Excerpts from an interface dataset
*** Begin section ***

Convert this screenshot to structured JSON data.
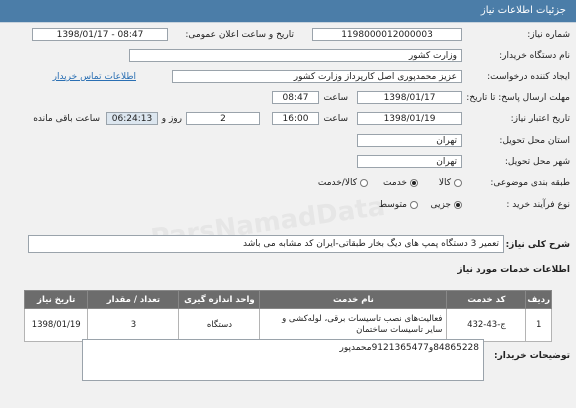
{
  "header": {
    "title": "جزئیات اطلاعات نیاز"
  },
  "fields": {
    "need_number_label": "شماره نیاز:",
    "need_number": "1198000012000003",
    "announce_label": "تاریخ و ساعت اعلان عمومی:",
    "announce_value": "1398/01/17 - 08:47",
    "buyer_label": "نام دستگاه خریدار:",
    "buyer_value": "وزارت کشور",
    "creator_label": "ایجاد کننده درخواست:",
    "creator_value": "عزیز محمدپوری اصل کارپرداز وزارت کشور",
    "contact_link": "اطلاعات تماس خریدار",
    "reply_deadline_label": "مهلت ارسال پاسخ: تا تاریخ:",
    "reply_date": "1398/01/17",
    "time_label": "ساعت",
    "reply_time": "08:47",
    "validity_label": "تاریخ اعتبار نیاز:",
    "validity_date": "1398/01/19",
    "validity_time_label": "ساعت",
    "validity_time": "16:00",
    "days": "2",
    "days_label": "روز و",
    "remaining_time": "06:24:13",
    "remaining_label": "ساعت باقی مانده",
    "province_label": "استان محل تحویل:",
    "province_value": "تهران",
    "city_label": "شهر محل تحویل:",
    "city_value": "تهران",
    "category_label": "طبقه بندی موضوعی:",
    "category_options": [
      "کالا",
      "خدمت",
      "کالا/خدمت"
    ],
    "category_selected": "خدمت",
    "process_label": "نوع فرآیند خرید :",
    "process_options": [
      "جزیی",
      "متوسط"
    ],
    "process_selected": "جزیی",
    "summary_label": "شرح کلی نیاز:",
    "summary_value": "تعمیر 3 دستگاه پمپ های دیگ بخار طبقاتی-ایران کد مشابه می باشد"
  },
  "services": {
    "section_title": "اطلاعات خدمات مورد نیاز",
    "columns": [
      "ردیف",
      "کد خدمت",
      "نام خدمت",
      "واحد اندازه گیری",
      "تعداد / مقدار",
      "تاریخ نیاز"
    ],
    "rows": [
      {
        "index": "1",
        "code": "ج-43-432",
        "name": "فعالیت‌های نصب تاسیسات برقی، لوله‌کشی و سایر تاسیسات ساختمان",
        "unit": "دستگاه",
        "qty": "3",
        "date": "1398/01/19"
      }
    ]
  },
  "buyer_notes": {
    "label": "توضیحات خریدار:",
    "text": "84865228و9121365477محمدپور"
  }
}
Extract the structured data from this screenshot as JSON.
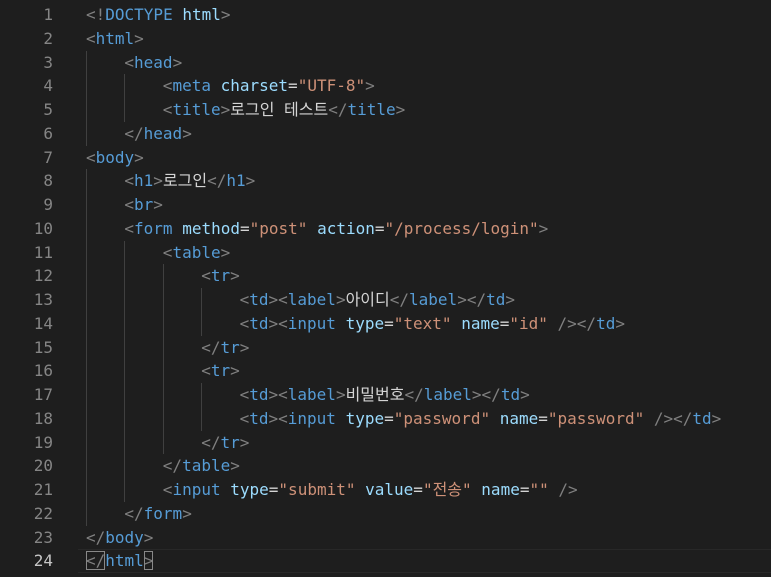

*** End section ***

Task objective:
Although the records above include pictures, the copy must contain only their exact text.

Solution to this exercise:
Convert this screenshot to structured JSON data.
{
  "header": {
    "title": "جزئیات اطلاعات نیاز"
  },
  "fields": {
    "need_number_label": "شماره نیاز:",
    "need_number": "1198000012000003",
    "announce_label": "تاریخ و ساعت اعلان عمومی:",
    "announce_value": "1398/01/17 - 08:47",
    "buyer_label": "نام دستگاه خریدار:",
    "buyer_value": "وزارت کشور",
    "creator_label": "ایجاد کننده درخواست:",
    "creator_value": "عزیز محمدپوری اصل کارپرداز وزارت کشور",
    "contact_link": "اطلاعات تماس خریدار",
    "reply_deadline_label": "مهلت ارسال پاسخ: تا تاریخ:",
    "reply_date": "1398/01/17",
    "time_label": "ساعت",
    "reply_time": "08:47",
    "validity_label": "تاریخ اعتبار نیاز:",
    "validity_date": "1398/01/19",
    "validity_time_label": "ساعت",
    "validity_time": "16:00",
    "days": "2",
    "days_label": "روز و",
    "remaining_time": "06:24:13",
    "remaining_label": "ساعت باقی مانده",
    "province_label": "استان محل تحویل:",
    "province_value": "تهران",
    "city_label": "شهر محل تحویل:",
    "city_value": "تهران",
    "category_label": "طبقه بندی موضوعی:",
    "category_options": [
      "کالا",
      "خدمت",
      "کالا/خدمت"
    ],
    "category_selected": "خدمت",
    "process_label": "نوع فرآیند خرید :",
    "process_options": [
      "جزیی",
      "متوسط"
    ],
    "process_selected": "جزیی",
    "summary_label": "شرح کلی نیاز:",
    "summary_value": "تعمیر 3 دستگاه پمپ های دیگ بخار طبقاتی-ایران کد مشابه می باشد"
  },
  "services": {
    "section_title": "اطلاعات خدمات مورد نیاز",
    "columns": [
      "ردیف",
      "کد خدمت",
      "نام خدمت",
      "واحد اندازه گیری",
      "تعداد / مقدار",
      "تاریخ نیاز"
    ],
    "rows": [
      {
        "index": "1",
        "code": "ج-43-432",
        "name": "فعالیت‌های نصب تاسیسات برقی، لوله‌کشی و سایر تاسیسات ساختمان",
        "unit": "دستگاه",
        "qty": "3",
        "date": "1398/01/19"
      }
    ]
  },
  "buyer_notes": {
    "label": "توضیحات خریدار:",
    "text": "84865228و9121365477محمدپور"
  }
}
Extract the structured data from this screenshot as JSON.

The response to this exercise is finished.